> **Your assignment**: Where a record contains a picture, omit the picture and repeat the rest exactly.

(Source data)
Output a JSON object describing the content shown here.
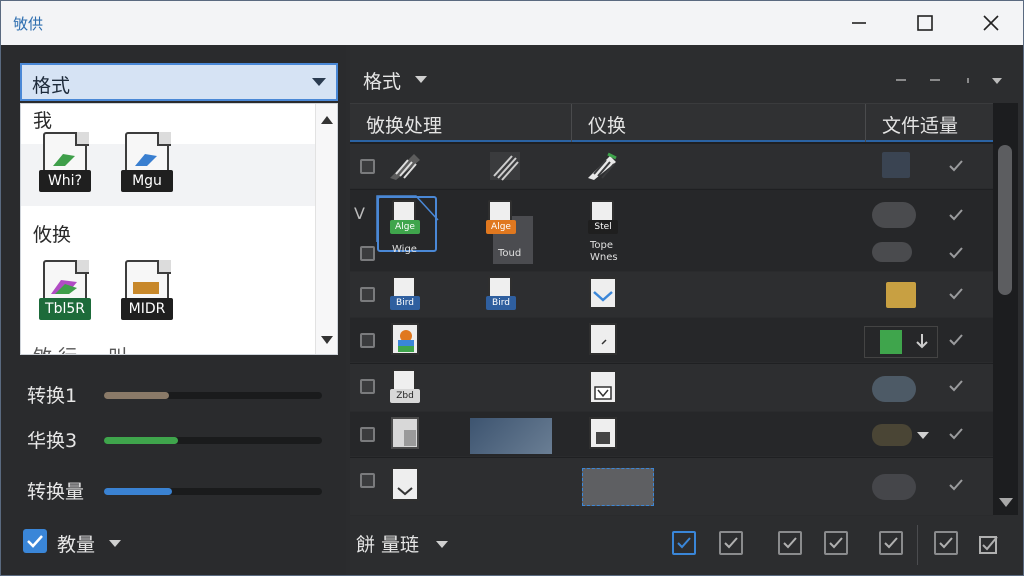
{
  "window": {
    "title": "敂供",
    "minimize_icon": "minimize-icon",
    "maximize_icon": "maximize-icon",
    "close_icon": "close-icon"
  },
  "left": {
    "dropdown_label": "格式",
    "groups": [
      {
        "title": "我",
        "files": [
          {
            "badge": "Whi?",
            "color": "#3f9f4a"
          },
          {
            "badge": "Mgu",
            "color": "#3a7fd0"
          }
        ]
      },
      {
        "title": "攸换",
        "files": [
          {
            "badge": "Tbl5R",
            "color": "#2e8a4a"
          },
          {
            "badge": "MIDR",
            "color": "#c8882a"
          }
        ]
      }
    ],
    "cut_text": "敂 行  ⋯ 叫",
    "sliders": [
      {
        "label": "转换1",
        "level": 0.3,
        "color": "#8a7a68"
      },
      {
        "label": "华换3",
        "level": 0.34,
        "color": "#3fa54c"
      },
      {
        "label": "转换量",
        "level": 0.31,
        "color": "#3a82d2"
      }
    ],
    "bottom_label": "教量"
  },
  "right": {
    "header_label": "格式",
    "columns": [
      "敂换处理",
      "仪换",
      "文件适量"
    ],
    "row_labels": [
      "Alge",
      "Wige",
      "Alge",
      "Stel",
      "Tope Wnes",
      "Bird",
      "Bird",
      "Zbd",
      "Toud",
      "V"
    ],
    "footer_label": "餅 量琏"
  },
  "colors": {
    "accent": "#3a86d8",
    "green": "#3fa54c",
    "orange": "#e0781f",
    "folder": "#c8a042"
  }
}
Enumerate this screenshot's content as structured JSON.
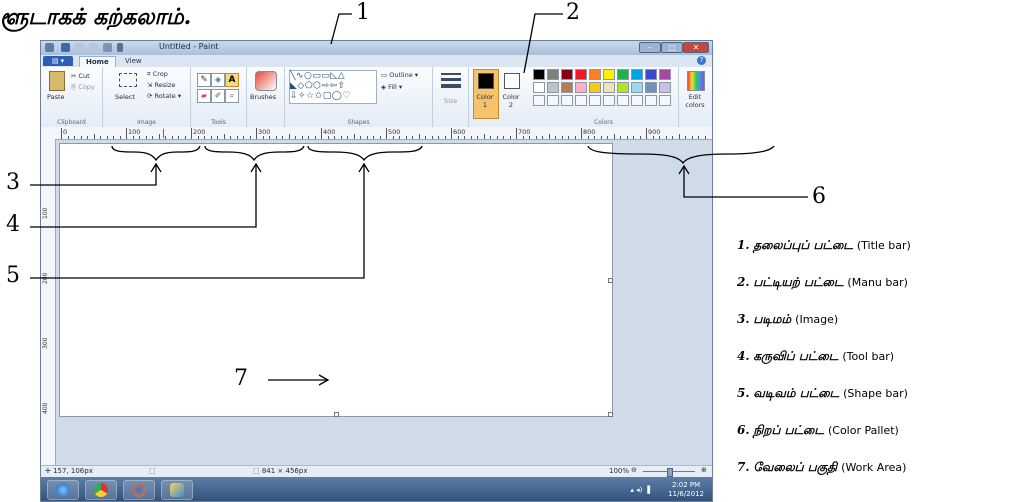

> **Solution to this task**:
Output a JSON object describing the content shown here.
{
  "window": {
    "title": "敂供",
    "minimize_icon": "minimize-icon",
    "maximize_icon": "maximize-icon",
    "close_icon": "close-icon"
  },
  "left": {
    "dropdown_label": "格式",
    "groups": [
      {
        "title": "我",
        "files": [
          {
            "badge": "Whi?",
            "color": "#3f9f4a"
          },
          {
            "badge": "Mgu",
            "color": "#3a7fd0"
          }
        ]
      },
      {
        "title": "攸换",
        "files": [
          {
            "badge": "Tbl5R",
            "color": "#2e8a4a"
          },
          {
            "badge": "MIDR",
            "color": "#c8882a"
          }
        ]
      }
    ],
    "cut_text": "敂 行  ⋯ 叫",
    "sliders": [
      {
        "label": "转换1",
        "level": 0.3,
        "color": "#8a7a68"
      },
      {
        "label": "华换3",
        "level": 0.34,
        "color": "#3fa54c"
      },
      {
        "label": "转换量",
        "level": 0.31,
        "color": "#3a82d2"
      }
    ],
    "bottom_label": "教量"
  },
  "right": {
    "header_label": "格式",
    "columns": [
      "敂换处理",
      "仪换",
      "文件适量"
    ],
    "row_labels": [
      "Alge",
      "Wige",
      "Alge",
      "Stel",
      "Tope Wnes",
      "Bird",
      "Bird",
      "Zbd",
      "Toud",
      "V"
    ],
    "footer_label": "餅 量琏"
  },
  "colors": {
    "accent": "#3a86d8",
    "green": "#3fa54c",
    "orange": "#e0781f",
    "folder": "#c8a042"
  }
}
Enumerate this screenshot's content as structured JSON.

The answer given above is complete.